> [Task prompt]: Leaving out the images, reproduce every line of the data that follows exactly.

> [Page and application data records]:
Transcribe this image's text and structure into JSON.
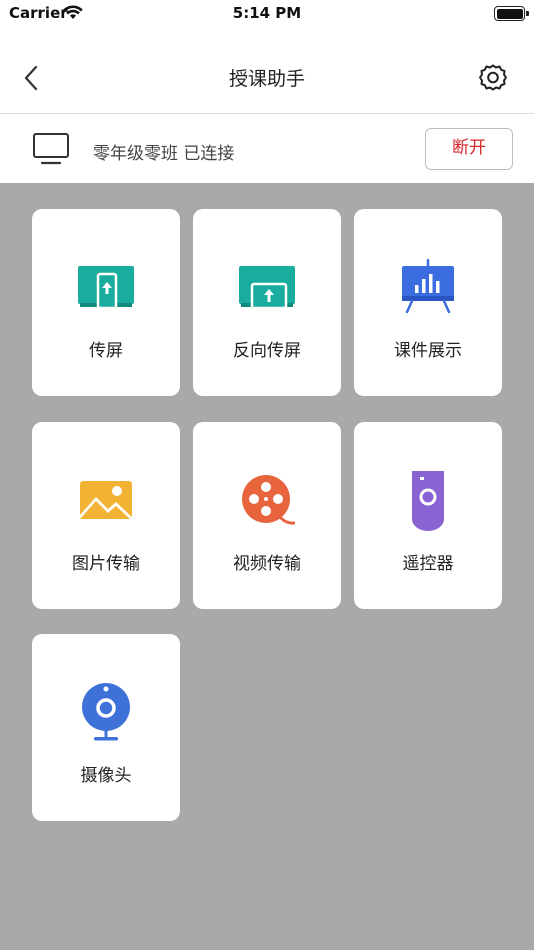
{
  "status_bar": {
    "carrier": "Carrier",
    "time": "5:14 PM"
  },
  "nav": {
    "title": "授课助手",
    "back_icon": "chevron-left-icon",
    "settings_icon": "gear-icon"
  },
  "connection": {
    "icon": "tv-icon",
    "status_text": "零年级零班 已连接",
    "disconnect_label": "断开",
    "accent": "#d7262a"
  },
  "tiles": [
    {
      "label": "传屏",
      "icon": "screen-cast-icon",
      "color": "#1aac9c"
    },
    {
      "label": "反向传屏",
      "icon": "reverse-cast-icon",
      "color": "#1aac9c"
    },
    {
      "label": "课件展示",
      "icon": "presentation-board-icon",
      "color": "#3c6de0"
    },
    {
      "label": "图片传输",
      "icon": "image-icon",
      "color": "#f2b233"
    },
    {
      "label": "视频传输",
      "icon": "film-reel-icon",
      "color": "#e8643c"
    },
    {
      "label": "遥控器",
      "icon": "remote-control-icon",
      "color": "#8a63d2"
    },
    {
      "label": "摄像头",
      "icon": "webcam-icon",
      "color": "#3f72d9"
    }
  ],
  "background_color": "#a9a9a9"
}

> [Problem solution]:
Transcribe this image's text and structure into JSON.
{
  "status_bar": {
    "carrier": "Carrier",
    "time": "5:14 PM"
  },
  "nav": {
    "title": "授课助手",
    "back_icon": "chevron-left-icon",
    "settings_icon": "gear-icon"
  },
  "connection": {
    "icon": "tv-icon",
    "status_text": "零年级零班 已连接",
    "disconnect_label": "断开",
    "accent": "#d7262a"
  },
  "tiles": [
    {
      "label": "传屏",
      "icon": "screen-cast-icon",
      "color": "#1aac9c"
    },
    {
      "label": "反向传屏",
      "icon": "reverse-cast-icon",
      "color": "#1aac9c"
    },
    {
      "label": "课件展示",
      "icon": "presentation-board-icon",
      "color": "#3c6de0"
    },
    {
      "label": "图片传输",
      "icon": "image-icon",
      "color": "#f2b233"
    },
    {
      "label": "视频传输",
      "icon": "film-reel-icon",
      "color": "#e8643c"
    },
    {
      "label": "遥控器",
      "icon": "remote-control-icon",
      "color": "#8a63d2"
    },
    {
      "label": "摄像头",
      "icon": "webcam-icon",
      "color": "#3f72d9"
    }
  ],
  "background_color": "#a9a9a9"
}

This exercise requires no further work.